Just when you thought you couldn't watch another Rory McIlroy commercial, this one gets us, too
We thought we were done with all the soft-focus features about Rory McIlroy's ascent to No. 1, and frankly, we wouldn't keep writing about them if they didn't keep working. Curse you, clever marketers! You're playing on our emotions!
In the past few weeks, we had a commercial from Nike about McIlroy's intense workout regimen, and then one from Bose about his preparation for the Masters. And now comes another one from Nike, called "Ripple," that risks being terribly contrived but is actually quite poignant.
The commercial shows a young McIlroy (an actor) following Woods' dizzying success early in his career, which in turn inspires the lad's own remarkable progression in Northern Ireland.
The more time passes, the closer McIlroy gets to Woods, until the climactic sequence when the two are teeing off alongside one another in the tournament. That part is true to life, although reality is a little messier. There is no mention of the questionable state of Woods' game as he makes his latest return to golf this week,
Nonetheless, Nike gets the broad strokes right.

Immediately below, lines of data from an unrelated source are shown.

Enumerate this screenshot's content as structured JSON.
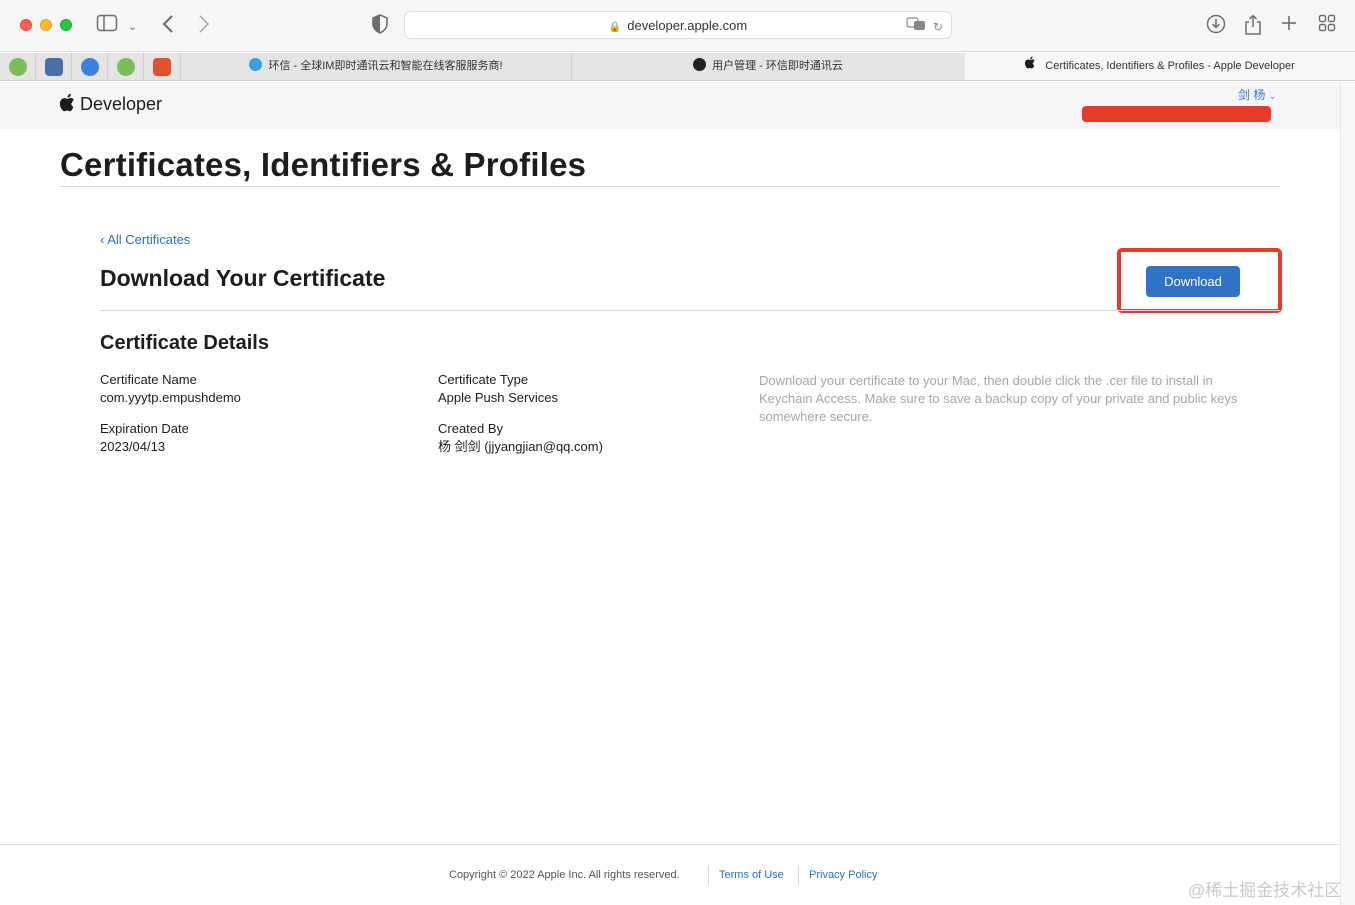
{
  "browser": {
    "url": "developer.apple.com",
    "tabs": [
      {
        "label": "环信 - 全球IM即时通讯云和智能在线客服服务商!",
        "active": false
      },
      {
        "label": "用户管理 - 环信即时通讯云",
        "active": false
      },
      {
        "label": "Certificates, Identifiers & Profiles - Apple Developer",
        "active": true
      }
    ]
  },
  "header": {
    "logo_text": "Developer",
    "user_name": "剑 杨"
  },
  "page": {
    "title": "Certificates, Identifiers & Profiles",
    "back_link": "‹ All Certificates",
    "section_title": "Download Your Certificate",
    "download_label": "Download",
    "details_title": "Certificate Details",
    "fields": {
      "name_label": "Certificate Name",
      "name_value": "com.yyytp.empushdemo",
      "type_label": "Certificate Type",
      "type_value": "Apple Push Services",
      "expiry_label": "Expiration Date",
      "expiry_value": "2023/04/13",
      "creator_label": "Created By",
      "creator_value": "杨 剑剑 (jjyangjian@qq.com)"
    },
    "note": "Download your certificate to your Mac, then double click the .cer file to install in Keychain Access. Make sure to save a backup copy of your private and public keys somewhere secure."
  },
  "footer": {
    "copyright": "Copyright © 2022 Apple Inc. All rights reserved.",
    "terms": "Terms of Use",
    "privacy": "Privacy Policy"
  },
  "watermark": "@稀土掘金技术社区",
  "colors": {
    "accent": "#2f72c8",
    "link": "#2c6fc5",
    "annotation": "#e8392b"
  }
}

Have a look:
The commercial is particularly relevant considering how, last week, Rory McIlroy revealed to the New York Times that he wrote a letter to Tiger Woods as an ambitious 9-year-old, warning Woods of his impending challenge:
"No one can recall the note's precise wording, but its general thrust, as Brian McIlroy, Rory's uncle and godfather, paraphrased in an email, put Woods on notice: I'm coming to get you. This is the beginning. Watch this space.'
"When I met McIlroy, now the world's No. 1 golfer, in New York in December, I asked him about the letter. A lot of those memories have kind of blurred together,' he said somewhat sheepishly. But, yeah, it went something like that.'
"McIlroy's Tiger letter' most likely never got to its intended addressee, but by now its message surely has. McIlroy has already won the U.S. Open, the British Open and two P.G.A. Championships, becoming just the third golfer, after Jack Nicklaus and Tiger Woods, to win four majors by the age of 25."